++++ Exercise material ++++

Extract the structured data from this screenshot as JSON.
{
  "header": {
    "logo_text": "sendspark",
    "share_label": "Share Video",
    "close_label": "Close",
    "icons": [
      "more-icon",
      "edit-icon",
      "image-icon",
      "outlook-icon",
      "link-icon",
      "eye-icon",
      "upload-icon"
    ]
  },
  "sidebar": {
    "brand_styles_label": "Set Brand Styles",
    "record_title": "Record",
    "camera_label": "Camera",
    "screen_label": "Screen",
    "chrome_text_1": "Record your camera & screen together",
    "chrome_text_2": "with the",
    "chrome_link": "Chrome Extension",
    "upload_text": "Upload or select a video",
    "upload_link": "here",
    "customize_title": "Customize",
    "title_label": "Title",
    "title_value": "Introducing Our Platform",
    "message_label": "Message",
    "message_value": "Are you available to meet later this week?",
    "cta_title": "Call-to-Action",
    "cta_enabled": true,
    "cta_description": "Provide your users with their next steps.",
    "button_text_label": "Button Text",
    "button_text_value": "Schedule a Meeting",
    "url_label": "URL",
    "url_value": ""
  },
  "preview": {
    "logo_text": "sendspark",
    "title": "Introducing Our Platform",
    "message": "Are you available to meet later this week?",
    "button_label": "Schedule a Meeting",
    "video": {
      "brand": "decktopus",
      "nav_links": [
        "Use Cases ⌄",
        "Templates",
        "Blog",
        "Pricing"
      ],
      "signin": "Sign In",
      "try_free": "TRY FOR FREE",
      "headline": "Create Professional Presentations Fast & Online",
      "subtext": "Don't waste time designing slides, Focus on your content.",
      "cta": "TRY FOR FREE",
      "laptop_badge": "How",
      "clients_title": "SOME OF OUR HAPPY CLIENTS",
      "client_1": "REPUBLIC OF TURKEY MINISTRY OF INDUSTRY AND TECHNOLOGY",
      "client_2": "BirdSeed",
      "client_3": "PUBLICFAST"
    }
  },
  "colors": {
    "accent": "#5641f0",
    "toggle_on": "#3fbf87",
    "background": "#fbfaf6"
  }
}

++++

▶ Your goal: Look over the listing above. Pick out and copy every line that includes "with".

▶ Written answer:
    "chrome_text_2": "with the",
    "cta_description": "Provide your users with their next steps.",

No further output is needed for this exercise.